**Exercise instructions:** Read the data, and whenever a line holds the word "icon", report that line.

**Exercise data:**
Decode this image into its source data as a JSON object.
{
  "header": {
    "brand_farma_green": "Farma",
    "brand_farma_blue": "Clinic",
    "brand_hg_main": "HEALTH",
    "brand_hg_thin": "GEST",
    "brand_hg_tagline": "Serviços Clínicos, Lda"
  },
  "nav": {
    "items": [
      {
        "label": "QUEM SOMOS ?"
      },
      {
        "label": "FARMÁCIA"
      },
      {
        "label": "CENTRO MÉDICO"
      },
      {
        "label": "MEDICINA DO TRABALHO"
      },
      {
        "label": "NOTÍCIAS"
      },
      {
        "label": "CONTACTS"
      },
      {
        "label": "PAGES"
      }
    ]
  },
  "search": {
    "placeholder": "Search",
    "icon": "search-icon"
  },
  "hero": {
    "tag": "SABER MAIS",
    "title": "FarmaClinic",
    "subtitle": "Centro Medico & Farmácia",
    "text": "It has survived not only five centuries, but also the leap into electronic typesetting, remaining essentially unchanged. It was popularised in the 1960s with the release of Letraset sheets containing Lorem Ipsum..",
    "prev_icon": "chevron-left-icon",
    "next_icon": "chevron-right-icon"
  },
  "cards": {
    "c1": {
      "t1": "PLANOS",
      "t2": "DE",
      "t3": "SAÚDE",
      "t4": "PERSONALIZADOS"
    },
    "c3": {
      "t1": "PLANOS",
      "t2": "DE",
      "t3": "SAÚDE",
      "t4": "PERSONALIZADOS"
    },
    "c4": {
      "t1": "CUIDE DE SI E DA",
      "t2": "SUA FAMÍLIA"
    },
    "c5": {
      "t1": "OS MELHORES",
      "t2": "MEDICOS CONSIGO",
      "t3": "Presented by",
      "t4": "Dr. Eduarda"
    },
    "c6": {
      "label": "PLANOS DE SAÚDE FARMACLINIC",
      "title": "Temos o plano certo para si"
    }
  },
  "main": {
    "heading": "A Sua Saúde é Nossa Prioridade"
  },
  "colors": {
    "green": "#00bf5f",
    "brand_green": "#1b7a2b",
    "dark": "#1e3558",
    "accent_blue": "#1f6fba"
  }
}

**Finished task:**
    "icon": "search-icon"
    "prev_icon": "chevron-left-icon",
    "next_icon": "chevron-right-icon"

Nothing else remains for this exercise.